====== Provided data
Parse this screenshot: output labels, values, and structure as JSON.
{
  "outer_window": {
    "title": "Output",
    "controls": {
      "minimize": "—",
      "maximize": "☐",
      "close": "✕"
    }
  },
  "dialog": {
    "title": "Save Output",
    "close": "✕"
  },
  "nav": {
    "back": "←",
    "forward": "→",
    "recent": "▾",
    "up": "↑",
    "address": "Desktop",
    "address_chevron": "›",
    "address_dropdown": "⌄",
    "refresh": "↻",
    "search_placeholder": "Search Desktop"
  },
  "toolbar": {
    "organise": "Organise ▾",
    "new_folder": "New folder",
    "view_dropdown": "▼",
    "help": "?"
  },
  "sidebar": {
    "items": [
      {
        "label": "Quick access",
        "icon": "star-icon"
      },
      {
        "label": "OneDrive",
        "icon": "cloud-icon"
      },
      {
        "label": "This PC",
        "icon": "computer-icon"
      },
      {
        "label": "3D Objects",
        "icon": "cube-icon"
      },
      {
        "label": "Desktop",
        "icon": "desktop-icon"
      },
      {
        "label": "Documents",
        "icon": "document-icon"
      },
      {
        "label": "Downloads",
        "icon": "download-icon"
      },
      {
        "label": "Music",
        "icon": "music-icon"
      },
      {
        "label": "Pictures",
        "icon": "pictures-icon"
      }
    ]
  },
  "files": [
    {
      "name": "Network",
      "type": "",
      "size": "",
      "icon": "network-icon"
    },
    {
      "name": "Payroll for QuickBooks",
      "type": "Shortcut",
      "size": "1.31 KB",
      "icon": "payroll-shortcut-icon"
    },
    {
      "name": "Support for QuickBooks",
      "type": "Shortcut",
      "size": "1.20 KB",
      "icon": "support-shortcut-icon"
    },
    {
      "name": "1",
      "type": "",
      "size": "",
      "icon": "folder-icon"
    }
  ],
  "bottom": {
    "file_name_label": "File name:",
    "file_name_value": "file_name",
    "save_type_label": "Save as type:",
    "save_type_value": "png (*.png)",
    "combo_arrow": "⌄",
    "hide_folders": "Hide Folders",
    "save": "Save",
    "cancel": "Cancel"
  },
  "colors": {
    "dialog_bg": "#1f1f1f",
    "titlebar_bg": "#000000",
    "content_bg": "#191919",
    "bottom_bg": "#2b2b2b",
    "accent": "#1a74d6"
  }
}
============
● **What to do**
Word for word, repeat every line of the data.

● **Solution for this exercise**
Parse this screenshot: output labels, values, and structure as JSON.
{
  "outer_window": {
    "title": "Output",
    "controls": {
      "minimize": "—",
      "maximize": "☐",
      "close": "✕"
    }
  },
  "dialog": {
    "title": "Save Output",
    "close": "✕"
  },
  "nav": {
    "back": "←",
    "forward": "→",
    "recent": "▾",
    "up": "↑",
    "address": "Desktop",
    "address_chevron": "›",
    "address_dropdown": "⌄",
    "refresh": "↻",
    "search_placeholder": "Search Desktop"
  },
  "toolbar": {
    "organise": "Organise ▾",
    "new_folder": "New folder",
    "view_dropdown": "▼",
    "help": "?"
  },
  "sidebar": {
    "items": [
      {
        "label": "Quick access",
        "icon": "star-icon"
      },
      {
        "label": "OneDrive",
        "icon": "cloud-icon"
      },
      {
        "label": "This PC",
        "icon": "computer-icon"
      },
      {
        "label": "3D Objects",
        "icon": "cube-icon"
      },
      {
        "label": "Desktop",
        "icon": "desktop-icon"
      },
      {
        "label": "Documents",
        "icon": "document-icon"
      },
      {
        "label": "Downloads",
        "icon": "download-icon"
      },
      {
        "label": "Music",
        "icon": "music-icon"
      },
      {
        "label": "Pictures",
        "icon": "pictures-icon"
      }
    ]
  },
  "files": [
    {
      "name": "Network",
      "type": "",
      "size": "",
      "icon": "network-icon"
    },
    {
      "name": "Payroll for QuickBooks",
      "type": "Shortcut",
      "size": "1.31 KB",
      "icon": "payroll-shortcut-icon"
    },
    {
      "name": "Support for QuickBooks",
      "type": "Shortcut",
      "size": "1.20 KB",
      "icon": "support-shortcut-icon"
    },
    {
      "name": "1",
      "type": "",
      "size": "",
      "icon": "folder-icon"
    }
  ],
  "bottom": {
    "file_name_label": "File name:",
    "file_name_value": "file_name",
    "save_type_label": "Save as type:",
    "save_type_value": "png (*.png)",
    "combo_arrow": "⌄",
    "hide_folders": "Hide Folders",
    "save": "Save",
    "cancel": "Cancel"
  },
  "colors": {
    "dialog_bg": "#1f1f1f",
    "titlebar_bg": "#000000",
    "content_bg": "#191919",
    "bottom_bg": "#2b2b2b",
    "accent": "#1a74d6"
  }
}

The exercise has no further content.